I'm so late getting this out! The lateness of Easter this year has totally thrown off my sense of time!
Not too many people that I know still observe May Day or even know what it is - but when I was a kid growing up in Nebraska, we did. Not in the neo-pagan sense... I'm not really sure how this custom traveled to Omaha, or if it was widespread in the1960s or simply a regional oddity that came by way of a group of European pioneers to the area that stuck.
But this was May Day as a child - the week before May Day, the little girls would make cone shaped baskets out of construction paper and paper doilies, and then the morning of May Day, pick a few posies - from our mother's garden if we were lucky enough to have a mother who gardened... wildflowers from the field (and oh yes, dandelions were fine!) if not. The nosegay would go into the basket, and then we would stealthily (or as stealthy as a herd of little girls, giggling madly, can be) hang a basket on the front door of the house of some boy we liked, ring the bell, and run like mad to hide and stay anonymous.
Since we tended to do this as a group, the boy - or his mother - might see the group of girls keeling over in laughter, and still not know who the little admirer was.

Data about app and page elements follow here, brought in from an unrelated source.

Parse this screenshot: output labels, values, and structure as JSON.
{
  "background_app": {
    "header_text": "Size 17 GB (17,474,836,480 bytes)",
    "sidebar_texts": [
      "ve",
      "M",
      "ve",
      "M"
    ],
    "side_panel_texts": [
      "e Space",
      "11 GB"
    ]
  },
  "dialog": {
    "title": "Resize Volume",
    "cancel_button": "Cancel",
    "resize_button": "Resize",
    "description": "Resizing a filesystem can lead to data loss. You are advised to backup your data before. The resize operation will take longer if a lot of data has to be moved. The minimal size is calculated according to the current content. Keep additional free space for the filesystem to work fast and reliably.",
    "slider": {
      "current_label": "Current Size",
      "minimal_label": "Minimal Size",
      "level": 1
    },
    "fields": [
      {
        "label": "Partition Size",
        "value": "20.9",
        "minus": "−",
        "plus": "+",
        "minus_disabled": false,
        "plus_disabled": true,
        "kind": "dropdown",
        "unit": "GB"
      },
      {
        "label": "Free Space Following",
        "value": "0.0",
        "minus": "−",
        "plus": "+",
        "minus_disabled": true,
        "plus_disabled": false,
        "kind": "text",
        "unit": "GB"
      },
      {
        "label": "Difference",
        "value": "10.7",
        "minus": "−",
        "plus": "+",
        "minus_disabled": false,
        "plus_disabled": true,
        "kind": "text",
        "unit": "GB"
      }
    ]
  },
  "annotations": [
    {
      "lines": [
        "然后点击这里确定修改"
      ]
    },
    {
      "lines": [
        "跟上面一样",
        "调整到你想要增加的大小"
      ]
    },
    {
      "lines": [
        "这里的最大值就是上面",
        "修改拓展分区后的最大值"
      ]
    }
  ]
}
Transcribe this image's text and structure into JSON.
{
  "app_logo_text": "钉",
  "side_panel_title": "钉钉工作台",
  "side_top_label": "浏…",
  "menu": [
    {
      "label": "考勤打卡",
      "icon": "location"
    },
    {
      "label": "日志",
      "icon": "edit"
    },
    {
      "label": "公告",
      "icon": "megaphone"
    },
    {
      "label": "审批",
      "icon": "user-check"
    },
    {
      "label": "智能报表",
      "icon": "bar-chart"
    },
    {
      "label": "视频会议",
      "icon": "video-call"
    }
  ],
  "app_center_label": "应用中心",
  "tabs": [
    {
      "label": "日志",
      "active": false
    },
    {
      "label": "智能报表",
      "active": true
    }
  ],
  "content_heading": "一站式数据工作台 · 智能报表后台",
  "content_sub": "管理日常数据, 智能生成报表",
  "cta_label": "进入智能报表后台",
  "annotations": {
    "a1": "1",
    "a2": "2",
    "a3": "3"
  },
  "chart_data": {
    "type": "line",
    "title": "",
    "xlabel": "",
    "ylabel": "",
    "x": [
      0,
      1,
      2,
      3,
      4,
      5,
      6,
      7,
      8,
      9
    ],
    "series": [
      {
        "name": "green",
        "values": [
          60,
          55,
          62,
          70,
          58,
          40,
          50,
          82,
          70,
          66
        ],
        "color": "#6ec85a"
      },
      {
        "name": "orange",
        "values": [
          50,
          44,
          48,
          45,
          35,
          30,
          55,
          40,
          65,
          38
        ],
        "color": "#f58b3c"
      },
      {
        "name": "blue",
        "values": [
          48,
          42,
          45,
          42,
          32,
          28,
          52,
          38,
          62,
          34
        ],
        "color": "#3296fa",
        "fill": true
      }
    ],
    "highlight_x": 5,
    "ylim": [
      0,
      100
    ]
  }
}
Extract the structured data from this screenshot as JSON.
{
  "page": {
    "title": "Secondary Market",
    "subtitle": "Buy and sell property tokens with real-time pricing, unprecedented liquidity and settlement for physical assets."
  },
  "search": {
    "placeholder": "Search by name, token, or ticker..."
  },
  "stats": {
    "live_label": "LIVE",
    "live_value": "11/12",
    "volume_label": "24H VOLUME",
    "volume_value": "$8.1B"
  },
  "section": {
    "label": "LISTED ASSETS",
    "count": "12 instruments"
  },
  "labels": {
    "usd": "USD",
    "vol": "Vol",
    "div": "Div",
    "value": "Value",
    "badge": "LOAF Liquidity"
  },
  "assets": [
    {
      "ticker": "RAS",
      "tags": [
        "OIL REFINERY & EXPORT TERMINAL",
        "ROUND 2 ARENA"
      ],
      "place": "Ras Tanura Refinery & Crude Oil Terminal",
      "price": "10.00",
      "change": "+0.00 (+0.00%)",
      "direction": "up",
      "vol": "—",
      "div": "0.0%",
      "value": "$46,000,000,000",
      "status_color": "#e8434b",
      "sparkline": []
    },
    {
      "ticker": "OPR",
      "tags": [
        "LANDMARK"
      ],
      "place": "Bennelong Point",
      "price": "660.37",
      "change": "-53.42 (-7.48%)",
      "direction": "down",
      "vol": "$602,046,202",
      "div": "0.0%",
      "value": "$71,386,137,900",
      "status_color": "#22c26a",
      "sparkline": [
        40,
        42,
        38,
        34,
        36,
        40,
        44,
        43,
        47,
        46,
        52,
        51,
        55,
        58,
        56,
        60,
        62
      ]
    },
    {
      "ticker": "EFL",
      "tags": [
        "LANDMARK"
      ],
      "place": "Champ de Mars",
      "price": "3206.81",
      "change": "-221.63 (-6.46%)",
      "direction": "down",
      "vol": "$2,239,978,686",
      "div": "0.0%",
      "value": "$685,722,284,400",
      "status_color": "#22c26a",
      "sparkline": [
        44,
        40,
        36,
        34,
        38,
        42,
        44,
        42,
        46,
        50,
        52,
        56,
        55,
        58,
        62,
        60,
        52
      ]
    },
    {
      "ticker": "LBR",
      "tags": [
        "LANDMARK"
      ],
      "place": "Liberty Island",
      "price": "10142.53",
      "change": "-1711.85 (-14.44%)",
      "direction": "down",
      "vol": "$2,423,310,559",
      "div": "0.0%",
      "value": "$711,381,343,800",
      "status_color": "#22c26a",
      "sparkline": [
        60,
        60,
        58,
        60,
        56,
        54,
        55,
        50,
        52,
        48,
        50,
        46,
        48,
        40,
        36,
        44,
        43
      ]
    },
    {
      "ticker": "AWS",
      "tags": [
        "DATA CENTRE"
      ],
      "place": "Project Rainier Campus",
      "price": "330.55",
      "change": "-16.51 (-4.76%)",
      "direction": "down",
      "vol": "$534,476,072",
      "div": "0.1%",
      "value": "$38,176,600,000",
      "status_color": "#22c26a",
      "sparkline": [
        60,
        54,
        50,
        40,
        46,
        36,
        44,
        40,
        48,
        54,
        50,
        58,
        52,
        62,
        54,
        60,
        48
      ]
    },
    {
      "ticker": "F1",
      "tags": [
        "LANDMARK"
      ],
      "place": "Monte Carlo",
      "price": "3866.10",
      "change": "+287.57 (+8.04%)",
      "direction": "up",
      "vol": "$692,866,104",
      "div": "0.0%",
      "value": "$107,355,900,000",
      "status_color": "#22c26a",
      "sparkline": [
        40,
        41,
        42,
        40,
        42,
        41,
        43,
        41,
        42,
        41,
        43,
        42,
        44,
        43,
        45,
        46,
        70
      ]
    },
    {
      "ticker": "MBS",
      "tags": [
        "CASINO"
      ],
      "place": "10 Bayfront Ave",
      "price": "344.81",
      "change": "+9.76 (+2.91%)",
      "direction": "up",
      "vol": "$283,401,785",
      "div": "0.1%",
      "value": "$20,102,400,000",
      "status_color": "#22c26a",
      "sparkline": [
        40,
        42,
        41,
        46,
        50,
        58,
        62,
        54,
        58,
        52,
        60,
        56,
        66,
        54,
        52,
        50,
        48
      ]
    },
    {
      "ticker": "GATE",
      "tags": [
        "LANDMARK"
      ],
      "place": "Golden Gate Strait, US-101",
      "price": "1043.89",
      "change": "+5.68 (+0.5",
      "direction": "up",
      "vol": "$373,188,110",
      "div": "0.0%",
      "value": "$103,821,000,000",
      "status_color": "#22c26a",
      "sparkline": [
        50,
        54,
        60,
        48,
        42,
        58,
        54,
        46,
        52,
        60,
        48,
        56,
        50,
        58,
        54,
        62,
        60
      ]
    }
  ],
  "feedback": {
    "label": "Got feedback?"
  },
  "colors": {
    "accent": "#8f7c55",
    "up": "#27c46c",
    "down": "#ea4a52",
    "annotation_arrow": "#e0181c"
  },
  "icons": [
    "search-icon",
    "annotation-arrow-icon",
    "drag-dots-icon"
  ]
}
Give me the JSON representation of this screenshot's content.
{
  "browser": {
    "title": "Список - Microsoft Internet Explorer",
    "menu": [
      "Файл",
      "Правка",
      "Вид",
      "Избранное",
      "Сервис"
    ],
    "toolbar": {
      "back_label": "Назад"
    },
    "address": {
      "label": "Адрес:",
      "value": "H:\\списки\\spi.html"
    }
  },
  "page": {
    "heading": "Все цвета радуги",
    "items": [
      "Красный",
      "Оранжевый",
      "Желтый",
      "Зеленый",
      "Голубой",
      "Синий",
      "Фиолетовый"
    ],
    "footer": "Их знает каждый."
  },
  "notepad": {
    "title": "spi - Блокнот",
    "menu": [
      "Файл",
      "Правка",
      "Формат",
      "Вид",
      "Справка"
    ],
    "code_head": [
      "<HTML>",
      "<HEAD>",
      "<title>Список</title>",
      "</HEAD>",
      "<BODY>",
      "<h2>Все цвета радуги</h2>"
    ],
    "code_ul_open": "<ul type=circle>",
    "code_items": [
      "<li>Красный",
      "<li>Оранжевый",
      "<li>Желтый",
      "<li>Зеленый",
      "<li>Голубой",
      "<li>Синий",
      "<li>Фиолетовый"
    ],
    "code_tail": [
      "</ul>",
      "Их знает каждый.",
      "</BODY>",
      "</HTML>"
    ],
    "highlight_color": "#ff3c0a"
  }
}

It seems in my memory that May Day was our girlish response to what the boys were doing at Valentines - the secret professions of innocent love and admiration, the heart stopping anxiety that he might figure out who you were and not be happy about it - or worse, that he might mistakenly conclude it was someone else and like that just fine.
I wonder now if the boys woke up on May Day morning, hoping and fearing the sound of the doorbell ringing - or if the whole thing annoyed them and simply pleased their mother. Back then, it didn't really matter - we were just enjoying the cool morning, the flowers, and the not yet understood power of choosing a boy and offering up our girlish selves to them without being too forward about it.
So on another note - I haven't paid a lot of attention to the royal wedding, and then yesterday morning, caught a bit of the crowd on The Today Show and it occurred to me - the timing of this wedding actually works! In old lore, the marriage of Lord and Lady - King and Queen of the May - is what restores life and prosperity to the land. I expect most who are excited about this wedding aren't thinking in those ancient terms, but I wonder if subconsciously, that might not be a part of it... not simple celebrity chasing, but a symbol of hope during difficult times, that a happy pair of royals might translate to happiness in the land?